(Supplied material)

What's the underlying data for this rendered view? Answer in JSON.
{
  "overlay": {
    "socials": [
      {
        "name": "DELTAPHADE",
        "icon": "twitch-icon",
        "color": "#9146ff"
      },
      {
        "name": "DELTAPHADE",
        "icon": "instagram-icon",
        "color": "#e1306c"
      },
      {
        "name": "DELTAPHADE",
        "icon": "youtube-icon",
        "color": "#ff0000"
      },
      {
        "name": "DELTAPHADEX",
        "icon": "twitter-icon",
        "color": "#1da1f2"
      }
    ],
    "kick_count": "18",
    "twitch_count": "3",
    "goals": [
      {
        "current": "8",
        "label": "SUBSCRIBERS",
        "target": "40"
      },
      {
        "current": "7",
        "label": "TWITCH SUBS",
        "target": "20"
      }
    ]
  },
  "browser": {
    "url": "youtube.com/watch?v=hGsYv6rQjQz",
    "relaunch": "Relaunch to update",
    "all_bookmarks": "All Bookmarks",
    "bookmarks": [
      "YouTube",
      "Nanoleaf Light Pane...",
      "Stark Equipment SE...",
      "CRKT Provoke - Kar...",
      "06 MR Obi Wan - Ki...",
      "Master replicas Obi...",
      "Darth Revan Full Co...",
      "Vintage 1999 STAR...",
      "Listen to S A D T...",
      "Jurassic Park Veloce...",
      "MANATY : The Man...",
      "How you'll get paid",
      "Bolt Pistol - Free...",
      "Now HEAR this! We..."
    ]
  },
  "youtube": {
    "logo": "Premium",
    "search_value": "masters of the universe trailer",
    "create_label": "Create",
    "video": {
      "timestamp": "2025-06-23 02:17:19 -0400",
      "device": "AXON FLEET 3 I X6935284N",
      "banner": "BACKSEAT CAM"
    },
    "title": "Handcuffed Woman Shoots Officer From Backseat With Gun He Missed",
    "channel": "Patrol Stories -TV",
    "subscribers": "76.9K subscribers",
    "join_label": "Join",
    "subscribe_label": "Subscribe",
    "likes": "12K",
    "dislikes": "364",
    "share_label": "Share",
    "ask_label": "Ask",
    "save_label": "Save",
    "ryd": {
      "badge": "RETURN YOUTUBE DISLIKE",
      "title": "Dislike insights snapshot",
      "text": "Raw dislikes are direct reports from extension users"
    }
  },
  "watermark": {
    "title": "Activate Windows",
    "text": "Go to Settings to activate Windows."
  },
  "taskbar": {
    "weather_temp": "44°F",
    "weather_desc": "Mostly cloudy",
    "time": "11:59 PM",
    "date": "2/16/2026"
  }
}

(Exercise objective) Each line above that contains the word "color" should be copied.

(Output for this task)
        "color": "#9146ff"
        "color": "#e1306c"
        "color": "#ff0000"
        "color": "#1da1f2"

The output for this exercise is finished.